◆ TASK INPUT:

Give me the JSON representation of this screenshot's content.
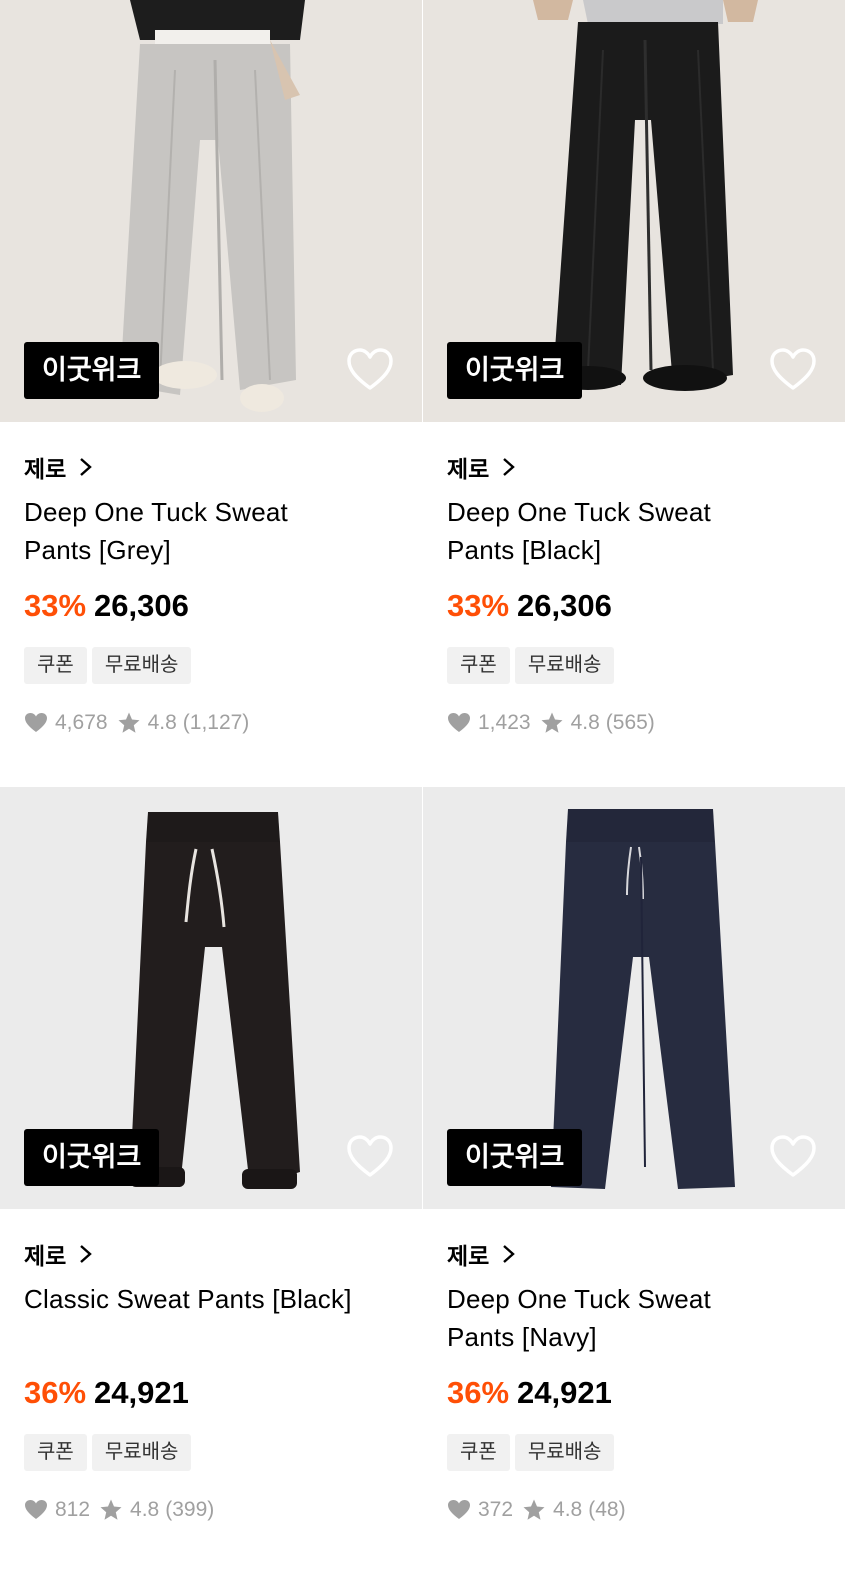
{
  "colors": {
    "discount": "#ff4f06",
    "badge_bg": "#000000",
    "tag_bg": "#f1f1f1",
    "meta_text": "#a0a0a0"
  },
  "products": [
    {
      "badge": "이굿위크",
      "brand": "제로",
      "title": "Deep One Tuck Sweat Pants [Grey]",
      "discount": "33%",
      "price": "26,306",
      "tags": [
        "쿠폰",
        "무료배송"
      ],
      "likes": "4,678",
      "rating": "4.8",
      "reviews": "(1,127)"
    },
    {
      "badge": "이굿위크",
      "brand": "제로",
      "title": "Deep One Tuck Sweat Pants [Black]",
      "discount": "33%",
      "price": "26,306",
      "tags": [
        "쿠폰",
        "무료배송"
      ],
      "likes": "1,423",
      "rating": "4.8",
      "reviews": "(565)"
    },
    {
      "badge": "이굿위크",
      "brand": "제로",
      "title": "Classic Sweat Pants [Black]",
      "discount": "36%",
      "price": "24,921",
      "tags": [
        "쿠폰",
        "무료배송"
      ],
      "likes": "812",
      "rating": "4.8",
      "reviews": "(399)"
    },
    {
      "badge": "이굿위크",
      "brand": "제로",
      "title": "Deep One Tuck Sweat Pants [Navy]",
      "discount": "36%",
      "price": "24,921",
      "tags": [
        "쿠폰",
        "무료배송"
      ],
      "likes": "372",
      "rating": "4.8",
      "reviews": "(48)"
    }
  ]
}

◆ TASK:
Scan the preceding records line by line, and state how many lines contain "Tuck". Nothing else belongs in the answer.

◆ PROBLEM SOLUTION:
3